We've been pointing out that the recently introduced bill on plastic bag recycling, Intro 640, is not only unfair to retailers, but is also unlikely to achieve the environmental goals that the bill's sponsors envision. Well. there are some folks at the council who do see this clearly, at they've introduced a resolution calling on the state to enact incentives for retailers to shift from plastics to other bag forms.
As the NY Sun writes this morning: "The city's effort to deal with plastic bags is growing more complicated, as council members Gale Brewer and Simcha Felder plan to introduce a resolution encouraging state government to provide tax incentives to retailers who stop handing out plastic bags." This is exactly the right approach, one that encourages change by creating incentives rather than expensive obligations. As we told the Sun in a truncated quote: "A lobbyist for the Neighborhood Retail Alliance, Richard Lipsky, praised the incentives plan, saying it would divide the burden of eliminating plastic bags more evenly between bag manufacturers and businesses than the recycling plan."

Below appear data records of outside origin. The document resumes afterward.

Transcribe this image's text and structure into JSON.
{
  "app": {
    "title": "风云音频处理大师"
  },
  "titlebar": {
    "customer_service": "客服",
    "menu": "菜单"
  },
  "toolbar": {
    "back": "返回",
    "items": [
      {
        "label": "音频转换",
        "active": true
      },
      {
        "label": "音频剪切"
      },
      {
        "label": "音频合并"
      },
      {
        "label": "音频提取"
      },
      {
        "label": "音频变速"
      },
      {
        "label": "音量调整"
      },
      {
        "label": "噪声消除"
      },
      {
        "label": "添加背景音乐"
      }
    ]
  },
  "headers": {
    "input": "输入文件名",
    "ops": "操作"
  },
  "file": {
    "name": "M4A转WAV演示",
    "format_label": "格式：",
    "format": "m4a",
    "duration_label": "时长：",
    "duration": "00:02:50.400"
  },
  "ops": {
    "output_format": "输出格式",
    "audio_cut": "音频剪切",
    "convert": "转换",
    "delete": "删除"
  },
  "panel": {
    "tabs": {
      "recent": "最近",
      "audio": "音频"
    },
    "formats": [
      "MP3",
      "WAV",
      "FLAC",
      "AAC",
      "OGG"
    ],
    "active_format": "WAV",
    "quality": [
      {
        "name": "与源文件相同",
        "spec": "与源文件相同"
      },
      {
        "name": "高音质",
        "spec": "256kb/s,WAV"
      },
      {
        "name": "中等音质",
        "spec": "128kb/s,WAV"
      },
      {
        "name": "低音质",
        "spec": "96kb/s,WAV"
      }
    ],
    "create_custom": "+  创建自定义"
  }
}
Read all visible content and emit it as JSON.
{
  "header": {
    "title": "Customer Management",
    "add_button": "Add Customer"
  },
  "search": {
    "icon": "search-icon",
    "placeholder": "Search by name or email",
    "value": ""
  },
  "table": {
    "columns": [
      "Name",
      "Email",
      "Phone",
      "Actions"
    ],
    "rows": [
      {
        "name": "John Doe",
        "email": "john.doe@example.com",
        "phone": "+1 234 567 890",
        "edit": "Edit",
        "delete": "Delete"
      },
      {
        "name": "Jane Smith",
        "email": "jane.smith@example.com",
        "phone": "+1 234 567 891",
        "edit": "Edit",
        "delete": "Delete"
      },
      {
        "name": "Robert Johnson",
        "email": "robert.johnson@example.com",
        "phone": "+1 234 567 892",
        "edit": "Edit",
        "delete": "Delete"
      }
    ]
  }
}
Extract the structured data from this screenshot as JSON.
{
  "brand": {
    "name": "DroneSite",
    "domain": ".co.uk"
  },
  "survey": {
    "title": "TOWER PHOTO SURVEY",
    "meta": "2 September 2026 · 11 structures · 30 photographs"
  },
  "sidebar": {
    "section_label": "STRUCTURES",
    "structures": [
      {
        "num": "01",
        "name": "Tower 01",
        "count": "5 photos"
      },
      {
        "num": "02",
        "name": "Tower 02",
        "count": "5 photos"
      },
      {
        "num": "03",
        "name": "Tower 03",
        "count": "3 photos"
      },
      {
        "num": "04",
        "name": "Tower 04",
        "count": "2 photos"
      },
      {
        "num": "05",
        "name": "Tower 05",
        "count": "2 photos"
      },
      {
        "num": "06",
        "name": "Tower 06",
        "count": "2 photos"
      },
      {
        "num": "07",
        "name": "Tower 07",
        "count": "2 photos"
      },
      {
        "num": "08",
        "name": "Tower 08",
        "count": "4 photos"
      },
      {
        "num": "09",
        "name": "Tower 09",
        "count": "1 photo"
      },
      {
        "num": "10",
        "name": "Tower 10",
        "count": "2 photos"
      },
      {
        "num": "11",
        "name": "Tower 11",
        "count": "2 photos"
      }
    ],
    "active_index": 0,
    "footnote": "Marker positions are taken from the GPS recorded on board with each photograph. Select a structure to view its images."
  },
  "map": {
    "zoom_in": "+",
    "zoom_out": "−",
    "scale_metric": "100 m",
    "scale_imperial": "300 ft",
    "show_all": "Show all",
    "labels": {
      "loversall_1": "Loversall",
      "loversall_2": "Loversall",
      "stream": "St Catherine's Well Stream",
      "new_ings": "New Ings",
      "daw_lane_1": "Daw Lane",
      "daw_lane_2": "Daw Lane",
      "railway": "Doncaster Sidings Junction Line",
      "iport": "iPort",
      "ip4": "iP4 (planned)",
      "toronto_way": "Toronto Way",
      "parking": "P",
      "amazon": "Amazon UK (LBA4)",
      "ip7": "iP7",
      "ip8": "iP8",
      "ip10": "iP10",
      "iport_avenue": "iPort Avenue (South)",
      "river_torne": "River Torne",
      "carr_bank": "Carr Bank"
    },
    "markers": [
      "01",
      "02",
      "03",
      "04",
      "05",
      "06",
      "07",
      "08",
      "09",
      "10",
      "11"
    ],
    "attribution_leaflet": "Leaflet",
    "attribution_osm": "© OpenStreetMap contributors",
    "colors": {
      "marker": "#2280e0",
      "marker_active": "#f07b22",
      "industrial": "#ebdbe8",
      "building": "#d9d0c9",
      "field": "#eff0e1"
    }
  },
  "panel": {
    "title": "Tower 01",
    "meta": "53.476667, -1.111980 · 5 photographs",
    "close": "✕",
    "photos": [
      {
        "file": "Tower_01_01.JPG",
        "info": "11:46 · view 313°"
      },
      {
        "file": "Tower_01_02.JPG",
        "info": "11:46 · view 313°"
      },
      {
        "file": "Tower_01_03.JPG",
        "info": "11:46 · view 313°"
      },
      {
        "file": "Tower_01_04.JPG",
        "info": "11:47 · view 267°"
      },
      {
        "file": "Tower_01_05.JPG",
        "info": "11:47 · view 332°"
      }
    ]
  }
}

If legitimate incentives are enacted on the state level, and the plastic bag industry perceived that there was a real threat, it would immediately become much more proactive on the recycling front-and not just by supporting a bill that places 99% of the burden on stores and about 1% on the folks who actually make millions manufacturing the bags.

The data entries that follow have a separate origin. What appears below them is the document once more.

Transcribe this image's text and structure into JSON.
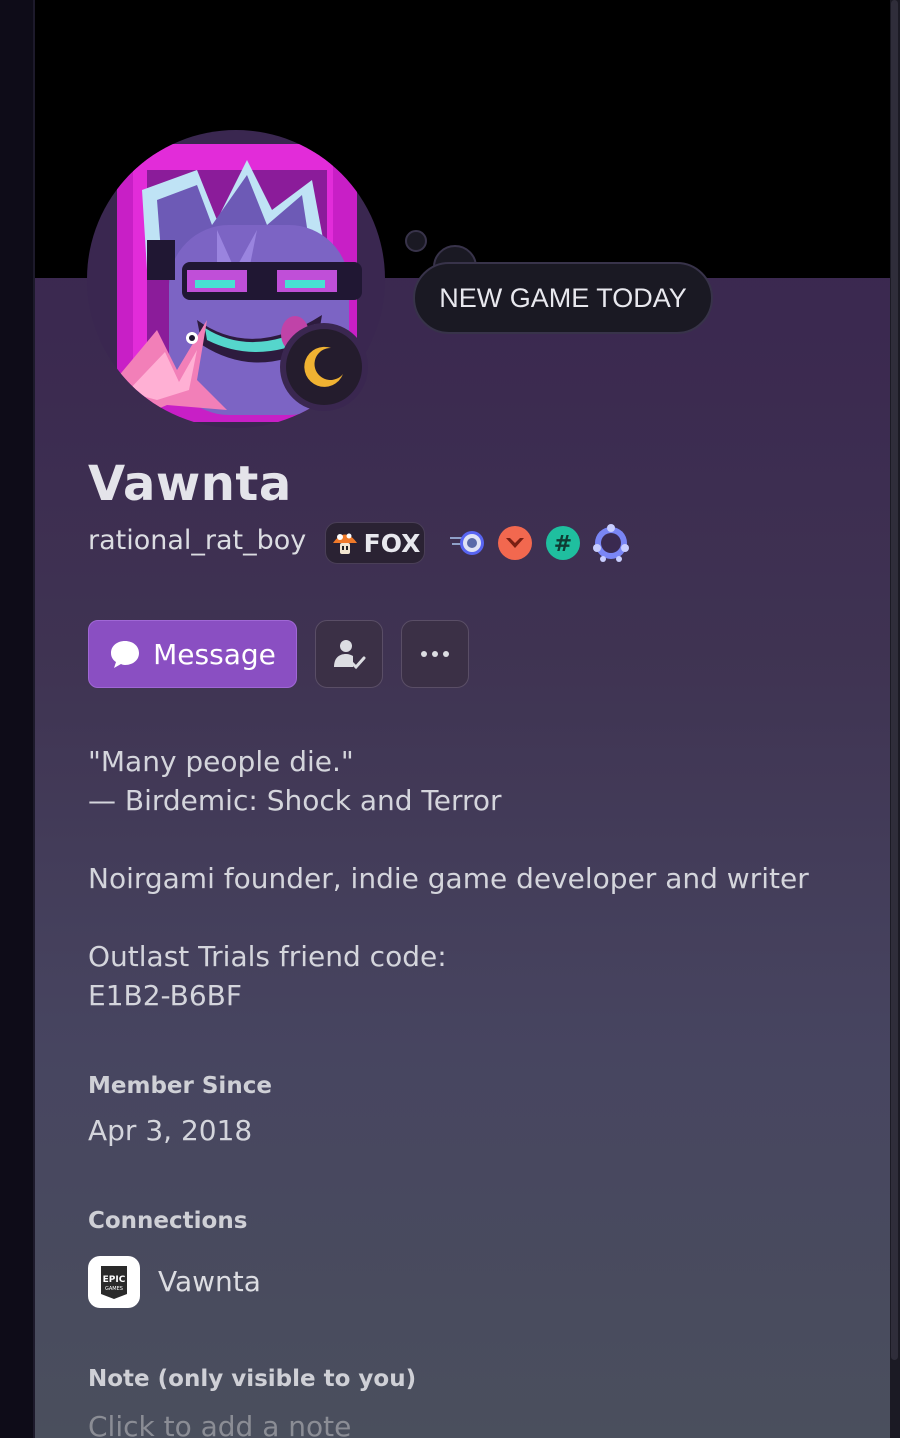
{
  "profile": {
    "custom_status": "NEW GAME TODAY",
    "display_name": "Vawnta",
    "username": "rational_rat_boy",
    "guild_tag": "FOX",
    "status": "idle",
    "badges": [
      "speedboost-badge-icon",
      "quest-badge-icon",
      "hashtag-badge-icon",
      "hypesquad-badge-icon"
    ]
  },
  "actions": {
    "message_label": "Message",
    "friend_icon": "user-check-icon",
    "more_icon": "more-horizontal-icon"
  },
  "bio": {
    "lines": [
      "\"Many people die.\"",
      "— Birdemic: Shock and Terror",
      "",
      "Noirgami founder, indie game developer and writer",
      "",
      "Outlast Trials friend code:",
      "E1B2-B6BF"
    ]
  },
  "member_since": {
    "label": "Member Since",
    "date": "Apr 3, 2018"
  },
  "connections": {
    "label": "Connections",
    "items": [
      {
        "platform_icon": "epic-games-icon",
        "name": "Vawnta"
      }
    ]
  },
  "note": {
    "label": "Note (only visible to you)",
    "placeholder": "Click to add a note"
  },
  "colors": {
    "accent": "#8a4fc2",
    "banner": "#000000",
    "idle": "#f0b232"
  }
}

Council woman Brewer captures the equity issues: "Ms. Brewer said yesterday that grocers see the recycling plan as a burden and that their thin profit margins make the transition to reusable bags from plastic difficult without additional incentives. "This bill would help tremendously with their economic issues," she said." Brewer has been a leader in trying to preserve the niche of independent retailers in NYC.
What's really predictable in all of this is the reaction of the Plastic Bag Alliance. Nothing underscores the nature of Intro 640's unfairness to retailers and its benefits to the baggers than this reaction: "Donna Dempsey, a spokeswoman for the plastic bag lobby, the Progressive Bag Alliance, said the plan would push consumers toward paper bags."If they were to take into consideration the environmental and unintended consequences of paper bags, they would reconsider their support for this bill," Ms. Dempsey said."
Translated: "plastic good, paper bad." Of course, if consumers started to get accustomed to reusing paper or cloth bags-or even plastic-the environment, if not the plastic people, would be better off. And in the process, retailers wouldn't be forced to bear yet another expensive burden.